[TASK STATEMENT] Your answer should be every line of the entries that has the string "users" in it.

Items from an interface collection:
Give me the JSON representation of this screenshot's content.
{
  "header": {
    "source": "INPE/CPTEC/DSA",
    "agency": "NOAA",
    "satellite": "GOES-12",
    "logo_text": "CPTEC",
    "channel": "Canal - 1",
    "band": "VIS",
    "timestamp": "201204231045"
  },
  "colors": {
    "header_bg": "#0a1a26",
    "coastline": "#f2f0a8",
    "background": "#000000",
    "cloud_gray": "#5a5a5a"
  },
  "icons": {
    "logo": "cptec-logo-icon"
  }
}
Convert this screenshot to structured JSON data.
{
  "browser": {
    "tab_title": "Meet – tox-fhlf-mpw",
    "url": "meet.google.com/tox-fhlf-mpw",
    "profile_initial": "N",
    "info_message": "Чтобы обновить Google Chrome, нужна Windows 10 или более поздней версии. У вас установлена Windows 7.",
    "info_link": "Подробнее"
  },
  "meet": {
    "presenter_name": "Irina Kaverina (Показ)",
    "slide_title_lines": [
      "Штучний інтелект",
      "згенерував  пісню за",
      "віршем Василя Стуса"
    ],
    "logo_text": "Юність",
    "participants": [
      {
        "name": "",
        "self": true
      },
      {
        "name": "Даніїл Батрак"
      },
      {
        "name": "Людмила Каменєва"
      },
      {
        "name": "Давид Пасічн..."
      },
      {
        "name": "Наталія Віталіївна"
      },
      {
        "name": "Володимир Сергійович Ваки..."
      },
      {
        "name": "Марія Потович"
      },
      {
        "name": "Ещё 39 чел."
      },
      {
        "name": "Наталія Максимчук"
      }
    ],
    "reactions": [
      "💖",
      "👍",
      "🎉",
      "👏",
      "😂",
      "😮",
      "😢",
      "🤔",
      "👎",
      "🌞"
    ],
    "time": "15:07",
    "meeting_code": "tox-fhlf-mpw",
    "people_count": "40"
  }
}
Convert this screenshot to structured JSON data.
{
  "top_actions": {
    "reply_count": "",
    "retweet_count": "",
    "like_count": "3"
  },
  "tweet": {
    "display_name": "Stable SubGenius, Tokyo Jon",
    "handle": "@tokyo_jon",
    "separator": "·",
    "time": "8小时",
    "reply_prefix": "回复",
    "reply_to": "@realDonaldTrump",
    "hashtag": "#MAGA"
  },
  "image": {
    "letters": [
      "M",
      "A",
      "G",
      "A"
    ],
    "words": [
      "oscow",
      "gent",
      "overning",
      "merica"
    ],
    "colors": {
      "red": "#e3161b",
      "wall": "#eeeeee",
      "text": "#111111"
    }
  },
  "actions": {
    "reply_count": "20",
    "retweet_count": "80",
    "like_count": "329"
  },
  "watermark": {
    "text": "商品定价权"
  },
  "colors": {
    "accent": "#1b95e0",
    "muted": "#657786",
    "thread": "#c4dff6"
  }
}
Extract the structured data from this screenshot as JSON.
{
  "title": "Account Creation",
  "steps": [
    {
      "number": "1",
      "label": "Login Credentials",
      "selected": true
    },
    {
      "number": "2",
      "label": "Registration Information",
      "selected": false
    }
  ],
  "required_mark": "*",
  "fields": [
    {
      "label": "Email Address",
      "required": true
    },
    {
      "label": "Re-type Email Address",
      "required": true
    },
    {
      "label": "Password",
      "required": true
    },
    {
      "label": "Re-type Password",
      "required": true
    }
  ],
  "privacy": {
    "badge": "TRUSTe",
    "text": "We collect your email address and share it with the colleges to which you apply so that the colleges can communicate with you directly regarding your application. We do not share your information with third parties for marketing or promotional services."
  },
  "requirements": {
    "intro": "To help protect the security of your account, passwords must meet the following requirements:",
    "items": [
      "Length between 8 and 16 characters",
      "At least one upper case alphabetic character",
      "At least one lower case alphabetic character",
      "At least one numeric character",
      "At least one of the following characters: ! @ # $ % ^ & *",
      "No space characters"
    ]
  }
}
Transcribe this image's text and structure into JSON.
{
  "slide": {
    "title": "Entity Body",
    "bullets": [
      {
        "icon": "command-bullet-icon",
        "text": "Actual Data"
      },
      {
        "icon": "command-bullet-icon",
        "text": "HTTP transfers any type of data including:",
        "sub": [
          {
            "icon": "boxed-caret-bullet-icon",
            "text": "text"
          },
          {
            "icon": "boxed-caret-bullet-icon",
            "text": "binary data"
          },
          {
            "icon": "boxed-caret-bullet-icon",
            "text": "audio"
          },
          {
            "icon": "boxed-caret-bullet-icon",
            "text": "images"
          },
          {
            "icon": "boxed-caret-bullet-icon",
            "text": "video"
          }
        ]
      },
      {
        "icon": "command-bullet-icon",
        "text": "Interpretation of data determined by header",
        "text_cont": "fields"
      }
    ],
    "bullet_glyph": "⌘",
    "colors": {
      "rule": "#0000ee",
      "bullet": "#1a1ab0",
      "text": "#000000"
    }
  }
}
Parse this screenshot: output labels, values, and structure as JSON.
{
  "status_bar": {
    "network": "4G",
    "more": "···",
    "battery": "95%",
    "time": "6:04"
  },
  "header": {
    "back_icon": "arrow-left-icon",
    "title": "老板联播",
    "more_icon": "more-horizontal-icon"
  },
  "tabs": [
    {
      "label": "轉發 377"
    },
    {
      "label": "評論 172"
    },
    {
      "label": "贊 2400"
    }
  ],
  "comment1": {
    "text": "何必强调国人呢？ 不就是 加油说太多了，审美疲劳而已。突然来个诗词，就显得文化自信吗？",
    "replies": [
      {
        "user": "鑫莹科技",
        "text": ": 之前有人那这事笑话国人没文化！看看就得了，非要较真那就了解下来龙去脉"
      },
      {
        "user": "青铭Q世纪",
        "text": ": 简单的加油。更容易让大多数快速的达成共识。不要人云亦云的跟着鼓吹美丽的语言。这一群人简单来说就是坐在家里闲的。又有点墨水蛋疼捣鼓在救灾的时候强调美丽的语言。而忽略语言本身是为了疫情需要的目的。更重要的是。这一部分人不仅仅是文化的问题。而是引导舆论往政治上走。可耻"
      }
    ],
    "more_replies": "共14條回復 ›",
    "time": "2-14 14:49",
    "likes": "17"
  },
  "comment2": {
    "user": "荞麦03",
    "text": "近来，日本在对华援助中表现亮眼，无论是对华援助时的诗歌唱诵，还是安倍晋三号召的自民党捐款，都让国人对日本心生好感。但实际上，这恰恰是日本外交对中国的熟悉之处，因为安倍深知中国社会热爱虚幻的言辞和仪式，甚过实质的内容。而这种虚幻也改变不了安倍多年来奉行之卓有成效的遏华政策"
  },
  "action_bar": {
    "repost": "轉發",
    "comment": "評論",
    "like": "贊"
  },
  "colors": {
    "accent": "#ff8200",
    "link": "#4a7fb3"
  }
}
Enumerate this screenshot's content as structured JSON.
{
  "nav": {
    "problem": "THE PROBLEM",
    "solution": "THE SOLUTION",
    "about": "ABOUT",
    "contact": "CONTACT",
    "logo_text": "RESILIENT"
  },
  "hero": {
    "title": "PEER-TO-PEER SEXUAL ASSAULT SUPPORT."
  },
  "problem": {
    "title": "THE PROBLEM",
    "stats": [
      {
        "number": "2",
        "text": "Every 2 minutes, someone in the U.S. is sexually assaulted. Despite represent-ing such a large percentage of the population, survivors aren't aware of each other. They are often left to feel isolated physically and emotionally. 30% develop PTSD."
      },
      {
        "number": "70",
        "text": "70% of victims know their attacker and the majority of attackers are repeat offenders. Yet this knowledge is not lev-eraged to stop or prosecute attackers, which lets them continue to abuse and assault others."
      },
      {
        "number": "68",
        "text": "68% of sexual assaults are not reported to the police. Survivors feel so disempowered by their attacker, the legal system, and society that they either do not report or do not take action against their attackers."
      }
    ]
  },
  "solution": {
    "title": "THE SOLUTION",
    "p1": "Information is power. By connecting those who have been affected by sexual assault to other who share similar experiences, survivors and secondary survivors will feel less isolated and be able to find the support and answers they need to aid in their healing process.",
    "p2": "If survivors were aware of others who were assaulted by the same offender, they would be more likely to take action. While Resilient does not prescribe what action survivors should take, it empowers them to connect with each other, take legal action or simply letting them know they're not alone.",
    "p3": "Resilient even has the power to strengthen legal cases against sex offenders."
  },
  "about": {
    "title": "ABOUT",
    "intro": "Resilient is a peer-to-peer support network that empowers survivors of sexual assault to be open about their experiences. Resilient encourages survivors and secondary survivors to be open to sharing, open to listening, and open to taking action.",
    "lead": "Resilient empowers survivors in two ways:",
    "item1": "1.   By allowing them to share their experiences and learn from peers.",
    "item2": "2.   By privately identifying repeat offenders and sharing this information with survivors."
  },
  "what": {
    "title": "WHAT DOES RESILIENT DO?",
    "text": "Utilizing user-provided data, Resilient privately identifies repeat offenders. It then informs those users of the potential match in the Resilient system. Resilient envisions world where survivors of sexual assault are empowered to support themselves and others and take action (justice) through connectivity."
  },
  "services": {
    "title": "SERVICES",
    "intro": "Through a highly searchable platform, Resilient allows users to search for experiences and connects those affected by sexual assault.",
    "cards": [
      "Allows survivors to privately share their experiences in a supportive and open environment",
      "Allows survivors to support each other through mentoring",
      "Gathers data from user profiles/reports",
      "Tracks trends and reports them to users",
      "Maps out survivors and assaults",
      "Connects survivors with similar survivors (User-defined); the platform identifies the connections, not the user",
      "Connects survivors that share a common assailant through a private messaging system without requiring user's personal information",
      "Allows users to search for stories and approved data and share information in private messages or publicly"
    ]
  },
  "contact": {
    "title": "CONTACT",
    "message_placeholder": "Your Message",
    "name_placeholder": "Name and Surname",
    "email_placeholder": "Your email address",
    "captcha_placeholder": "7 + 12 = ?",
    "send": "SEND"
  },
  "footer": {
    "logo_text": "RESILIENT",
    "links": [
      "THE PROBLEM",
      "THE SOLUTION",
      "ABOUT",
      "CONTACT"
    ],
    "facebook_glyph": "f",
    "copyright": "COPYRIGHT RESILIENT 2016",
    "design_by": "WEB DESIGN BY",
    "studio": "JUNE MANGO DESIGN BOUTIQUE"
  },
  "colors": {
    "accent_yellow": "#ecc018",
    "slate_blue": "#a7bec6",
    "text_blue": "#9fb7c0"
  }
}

[ANSWER BELOW]
    "text": "Utilizing user-provided data, Resilient privately identifies repeat offenders. It then informs those users of the potential match in the Resilient system. Resilient envisions world where survivors of sexual assault are empowered to support themselves and others and take action (justice) through connectivity."
    "intro": "Through a highly searchable platform, Resilient allows users to search for experiences and connects those affected by sexual assault.",
      "Tracks trends and reports them to users",
      "Allows users to search for stories and approved data and share information in private messages or publicly"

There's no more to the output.